AVIF image, that falls back to a
WebP image if that is not supported, and finally resort to a
JPEG image if neither of those are available, use the following
Accessibility with Images and Semantic HTML
The goal of creating accessible images is to convey the same content and function that the image would normally provide to those people that are not able to view it. Images are an important tool for communication. Accessible images should not impede that goal, but instead communicate that content to even more users.
This is best done by the alternate text attribute required with each image. As an image is typically intended to convey a message, to best serve the users who cannot view that image, the same message needs to be conveyed in textual form. This should leave any user able to properly consume the entirety of the content, regardless of ability.
<figure> element serves a similar purpose to the alternate text attribute by providing additional context to browsers and screen readers.

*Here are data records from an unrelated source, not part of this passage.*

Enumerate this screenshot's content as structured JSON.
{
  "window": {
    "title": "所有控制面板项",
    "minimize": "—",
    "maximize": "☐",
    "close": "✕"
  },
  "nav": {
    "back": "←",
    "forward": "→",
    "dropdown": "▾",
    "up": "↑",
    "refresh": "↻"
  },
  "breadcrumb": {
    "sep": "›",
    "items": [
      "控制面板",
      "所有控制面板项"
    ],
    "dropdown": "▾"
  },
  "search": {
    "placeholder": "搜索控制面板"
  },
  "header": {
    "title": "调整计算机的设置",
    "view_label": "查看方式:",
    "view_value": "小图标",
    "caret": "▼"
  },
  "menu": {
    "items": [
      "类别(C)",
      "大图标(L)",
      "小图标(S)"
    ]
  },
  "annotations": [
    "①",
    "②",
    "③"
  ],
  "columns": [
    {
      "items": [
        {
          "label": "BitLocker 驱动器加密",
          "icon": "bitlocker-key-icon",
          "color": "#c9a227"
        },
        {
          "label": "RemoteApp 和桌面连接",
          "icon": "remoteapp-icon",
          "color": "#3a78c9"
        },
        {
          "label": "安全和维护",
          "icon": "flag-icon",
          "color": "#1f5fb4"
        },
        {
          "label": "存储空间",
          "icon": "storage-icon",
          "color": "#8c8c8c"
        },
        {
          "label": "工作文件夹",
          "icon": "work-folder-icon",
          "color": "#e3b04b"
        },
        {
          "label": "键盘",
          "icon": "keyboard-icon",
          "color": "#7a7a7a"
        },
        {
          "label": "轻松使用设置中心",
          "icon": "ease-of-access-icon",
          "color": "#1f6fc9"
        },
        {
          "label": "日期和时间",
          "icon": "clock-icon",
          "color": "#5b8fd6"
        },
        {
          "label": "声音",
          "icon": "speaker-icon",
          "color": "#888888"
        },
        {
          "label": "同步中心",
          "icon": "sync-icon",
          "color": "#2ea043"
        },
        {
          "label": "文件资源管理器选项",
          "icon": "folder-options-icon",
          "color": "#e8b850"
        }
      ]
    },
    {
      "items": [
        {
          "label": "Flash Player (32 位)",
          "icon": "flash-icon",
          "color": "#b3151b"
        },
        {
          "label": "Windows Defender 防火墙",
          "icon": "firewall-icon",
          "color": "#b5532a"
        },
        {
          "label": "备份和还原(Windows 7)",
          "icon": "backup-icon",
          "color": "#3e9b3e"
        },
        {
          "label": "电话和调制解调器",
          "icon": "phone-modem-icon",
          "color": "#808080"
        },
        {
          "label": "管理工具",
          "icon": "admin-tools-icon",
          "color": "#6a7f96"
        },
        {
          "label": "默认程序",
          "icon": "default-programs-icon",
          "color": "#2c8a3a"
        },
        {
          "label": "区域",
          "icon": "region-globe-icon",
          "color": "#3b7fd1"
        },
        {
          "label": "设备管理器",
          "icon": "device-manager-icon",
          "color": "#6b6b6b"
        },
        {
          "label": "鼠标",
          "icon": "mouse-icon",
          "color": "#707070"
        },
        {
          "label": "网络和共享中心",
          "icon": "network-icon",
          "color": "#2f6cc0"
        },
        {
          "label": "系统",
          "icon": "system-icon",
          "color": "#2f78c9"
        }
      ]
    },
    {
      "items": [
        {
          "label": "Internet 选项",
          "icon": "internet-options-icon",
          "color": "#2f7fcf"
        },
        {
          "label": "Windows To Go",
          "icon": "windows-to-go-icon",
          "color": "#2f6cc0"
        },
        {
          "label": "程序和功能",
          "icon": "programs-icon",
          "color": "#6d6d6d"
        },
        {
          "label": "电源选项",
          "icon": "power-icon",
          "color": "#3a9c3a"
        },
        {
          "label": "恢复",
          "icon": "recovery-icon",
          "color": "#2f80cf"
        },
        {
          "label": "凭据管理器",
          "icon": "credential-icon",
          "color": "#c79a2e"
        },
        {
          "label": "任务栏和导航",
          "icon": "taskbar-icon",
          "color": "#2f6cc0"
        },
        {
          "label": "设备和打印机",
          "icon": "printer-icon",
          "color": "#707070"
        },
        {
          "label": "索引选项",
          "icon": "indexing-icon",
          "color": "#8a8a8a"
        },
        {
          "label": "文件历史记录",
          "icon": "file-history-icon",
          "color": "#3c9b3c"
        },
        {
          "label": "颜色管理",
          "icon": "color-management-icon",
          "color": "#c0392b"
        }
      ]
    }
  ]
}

It is a self-contained image within the main flow of content, and usually paired with a
<figcaption> child element to provide additional context to the reader. Note that the use of the
<figcaption> does not replace the need for an
alt attribute for the corresponding image.